§ **Task statement**:
Return all the lines below in which the string "Köhler" appears.

Data provided START

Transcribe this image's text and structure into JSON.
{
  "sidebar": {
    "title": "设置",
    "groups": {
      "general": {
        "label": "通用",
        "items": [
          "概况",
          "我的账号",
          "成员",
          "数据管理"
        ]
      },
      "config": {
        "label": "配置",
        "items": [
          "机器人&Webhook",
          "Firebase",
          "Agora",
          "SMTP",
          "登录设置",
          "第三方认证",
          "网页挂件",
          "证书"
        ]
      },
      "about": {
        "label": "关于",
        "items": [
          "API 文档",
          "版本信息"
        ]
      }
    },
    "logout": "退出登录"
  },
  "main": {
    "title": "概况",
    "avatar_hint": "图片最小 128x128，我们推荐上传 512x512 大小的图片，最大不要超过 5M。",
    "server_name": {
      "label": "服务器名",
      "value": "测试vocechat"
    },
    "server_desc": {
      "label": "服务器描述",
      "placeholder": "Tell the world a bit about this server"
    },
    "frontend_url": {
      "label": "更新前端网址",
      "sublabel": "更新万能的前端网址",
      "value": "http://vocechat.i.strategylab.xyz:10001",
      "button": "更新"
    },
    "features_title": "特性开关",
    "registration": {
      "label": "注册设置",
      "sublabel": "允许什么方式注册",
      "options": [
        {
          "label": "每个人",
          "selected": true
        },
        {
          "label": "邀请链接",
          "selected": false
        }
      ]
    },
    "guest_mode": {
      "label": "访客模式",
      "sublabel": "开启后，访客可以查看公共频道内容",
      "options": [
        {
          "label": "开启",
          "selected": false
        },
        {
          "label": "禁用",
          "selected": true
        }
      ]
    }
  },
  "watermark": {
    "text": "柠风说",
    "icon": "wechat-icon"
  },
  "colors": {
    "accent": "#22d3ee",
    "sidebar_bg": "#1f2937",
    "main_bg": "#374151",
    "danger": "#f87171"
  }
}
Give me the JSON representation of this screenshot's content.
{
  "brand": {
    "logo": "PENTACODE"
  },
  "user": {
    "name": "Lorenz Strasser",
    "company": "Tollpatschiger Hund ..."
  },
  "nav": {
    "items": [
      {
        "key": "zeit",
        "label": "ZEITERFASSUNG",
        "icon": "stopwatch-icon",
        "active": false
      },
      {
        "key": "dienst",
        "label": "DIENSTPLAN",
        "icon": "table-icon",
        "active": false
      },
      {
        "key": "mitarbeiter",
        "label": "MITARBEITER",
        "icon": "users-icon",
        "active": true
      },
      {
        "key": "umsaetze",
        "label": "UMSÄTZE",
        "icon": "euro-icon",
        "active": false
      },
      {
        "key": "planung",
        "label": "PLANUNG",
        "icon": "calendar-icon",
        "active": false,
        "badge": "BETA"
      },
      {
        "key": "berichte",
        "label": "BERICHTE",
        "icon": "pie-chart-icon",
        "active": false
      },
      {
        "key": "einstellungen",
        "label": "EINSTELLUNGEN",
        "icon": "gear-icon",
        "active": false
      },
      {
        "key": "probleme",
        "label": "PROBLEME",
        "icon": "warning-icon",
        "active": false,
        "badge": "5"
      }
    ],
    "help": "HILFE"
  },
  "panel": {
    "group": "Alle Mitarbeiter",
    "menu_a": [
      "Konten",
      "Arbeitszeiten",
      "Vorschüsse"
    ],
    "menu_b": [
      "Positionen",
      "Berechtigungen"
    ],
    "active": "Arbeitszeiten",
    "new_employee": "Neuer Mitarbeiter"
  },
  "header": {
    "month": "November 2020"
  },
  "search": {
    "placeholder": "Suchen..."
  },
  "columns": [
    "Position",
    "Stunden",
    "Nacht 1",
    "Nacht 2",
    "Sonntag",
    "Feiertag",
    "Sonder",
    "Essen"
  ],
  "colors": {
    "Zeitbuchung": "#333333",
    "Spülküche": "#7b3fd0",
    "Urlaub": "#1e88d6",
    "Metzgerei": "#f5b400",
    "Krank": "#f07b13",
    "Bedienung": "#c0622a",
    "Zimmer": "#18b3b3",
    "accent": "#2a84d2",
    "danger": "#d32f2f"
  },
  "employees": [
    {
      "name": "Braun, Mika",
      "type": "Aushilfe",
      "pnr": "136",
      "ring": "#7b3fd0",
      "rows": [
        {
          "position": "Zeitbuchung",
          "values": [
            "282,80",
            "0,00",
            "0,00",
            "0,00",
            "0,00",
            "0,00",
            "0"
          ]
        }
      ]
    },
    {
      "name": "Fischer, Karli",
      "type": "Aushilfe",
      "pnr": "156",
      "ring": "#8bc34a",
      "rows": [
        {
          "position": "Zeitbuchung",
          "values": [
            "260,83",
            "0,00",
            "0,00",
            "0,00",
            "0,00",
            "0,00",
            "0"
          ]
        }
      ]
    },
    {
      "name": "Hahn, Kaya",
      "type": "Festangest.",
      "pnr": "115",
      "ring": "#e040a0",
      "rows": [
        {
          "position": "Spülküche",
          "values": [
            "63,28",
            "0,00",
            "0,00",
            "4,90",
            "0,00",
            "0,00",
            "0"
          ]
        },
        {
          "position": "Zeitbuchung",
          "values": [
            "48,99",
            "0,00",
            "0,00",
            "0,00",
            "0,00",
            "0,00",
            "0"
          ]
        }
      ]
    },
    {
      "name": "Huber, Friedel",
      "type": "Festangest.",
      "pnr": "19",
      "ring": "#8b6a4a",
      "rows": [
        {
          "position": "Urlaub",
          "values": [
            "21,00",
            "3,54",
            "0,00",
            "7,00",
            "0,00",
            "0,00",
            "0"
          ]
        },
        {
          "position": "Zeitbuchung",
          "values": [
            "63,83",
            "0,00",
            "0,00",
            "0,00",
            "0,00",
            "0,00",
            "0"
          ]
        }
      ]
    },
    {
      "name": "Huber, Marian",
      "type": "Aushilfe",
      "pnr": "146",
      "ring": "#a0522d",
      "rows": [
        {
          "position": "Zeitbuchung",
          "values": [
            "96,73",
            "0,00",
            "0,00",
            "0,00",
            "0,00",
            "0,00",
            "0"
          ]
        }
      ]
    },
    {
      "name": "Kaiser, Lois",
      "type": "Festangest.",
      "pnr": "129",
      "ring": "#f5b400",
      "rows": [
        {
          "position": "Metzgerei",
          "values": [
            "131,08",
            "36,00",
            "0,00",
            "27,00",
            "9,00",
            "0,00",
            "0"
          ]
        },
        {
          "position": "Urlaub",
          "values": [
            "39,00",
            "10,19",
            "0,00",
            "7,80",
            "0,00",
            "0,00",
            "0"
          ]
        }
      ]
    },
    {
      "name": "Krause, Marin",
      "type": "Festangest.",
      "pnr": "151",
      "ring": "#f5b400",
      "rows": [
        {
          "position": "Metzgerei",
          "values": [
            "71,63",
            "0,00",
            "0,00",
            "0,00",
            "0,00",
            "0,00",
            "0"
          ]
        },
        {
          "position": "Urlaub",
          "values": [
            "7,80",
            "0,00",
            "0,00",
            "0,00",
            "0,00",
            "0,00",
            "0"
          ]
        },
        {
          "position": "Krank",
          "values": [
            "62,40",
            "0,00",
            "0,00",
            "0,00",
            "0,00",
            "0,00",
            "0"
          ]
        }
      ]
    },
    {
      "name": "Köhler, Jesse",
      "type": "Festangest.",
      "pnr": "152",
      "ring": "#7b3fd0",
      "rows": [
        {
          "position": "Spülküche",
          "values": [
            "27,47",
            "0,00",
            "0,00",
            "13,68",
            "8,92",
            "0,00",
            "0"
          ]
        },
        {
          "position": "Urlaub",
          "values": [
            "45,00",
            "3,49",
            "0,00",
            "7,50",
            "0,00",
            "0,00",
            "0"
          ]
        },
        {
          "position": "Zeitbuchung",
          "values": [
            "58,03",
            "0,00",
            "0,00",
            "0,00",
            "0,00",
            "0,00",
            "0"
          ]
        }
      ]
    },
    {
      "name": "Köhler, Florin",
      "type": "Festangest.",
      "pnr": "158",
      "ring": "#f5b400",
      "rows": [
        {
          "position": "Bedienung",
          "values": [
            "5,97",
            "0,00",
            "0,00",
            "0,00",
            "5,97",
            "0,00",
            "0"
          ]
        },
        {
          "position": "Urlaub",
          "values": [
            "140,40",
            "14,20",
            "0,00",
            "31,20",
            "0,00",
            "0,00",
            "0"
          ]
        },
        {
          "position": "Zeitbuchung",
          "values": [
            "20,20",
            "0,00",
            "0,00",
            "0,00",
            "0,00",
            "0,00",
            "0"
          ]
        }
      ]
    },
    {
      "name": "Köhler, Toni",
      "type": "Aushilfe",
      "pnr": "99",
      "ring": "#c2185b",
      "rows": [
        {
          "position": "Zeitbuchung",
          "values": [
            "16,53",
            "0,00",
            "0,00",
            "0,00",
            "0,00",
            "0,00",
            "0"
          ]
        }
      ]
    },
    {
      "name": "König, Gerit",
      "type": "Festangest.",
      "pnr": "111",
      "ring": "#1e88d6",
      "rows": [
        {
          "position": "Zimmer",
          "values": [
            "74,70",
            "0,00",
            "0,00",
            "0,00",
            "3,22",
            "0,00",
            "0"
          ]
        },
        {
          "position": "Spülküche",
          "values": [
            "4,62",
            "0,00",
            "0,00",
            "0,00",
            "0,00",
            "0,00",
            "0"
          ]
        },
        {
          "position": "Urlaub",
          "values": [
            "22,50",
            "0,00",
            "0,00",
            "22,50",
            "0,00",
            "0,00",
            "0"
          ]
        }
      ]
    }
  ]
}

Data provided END

§ **Solution for this exercise**:
      "name": "Köhler, Jesse",
      "name": "Köhler, Florin",
      "name": "Köhler, Toni",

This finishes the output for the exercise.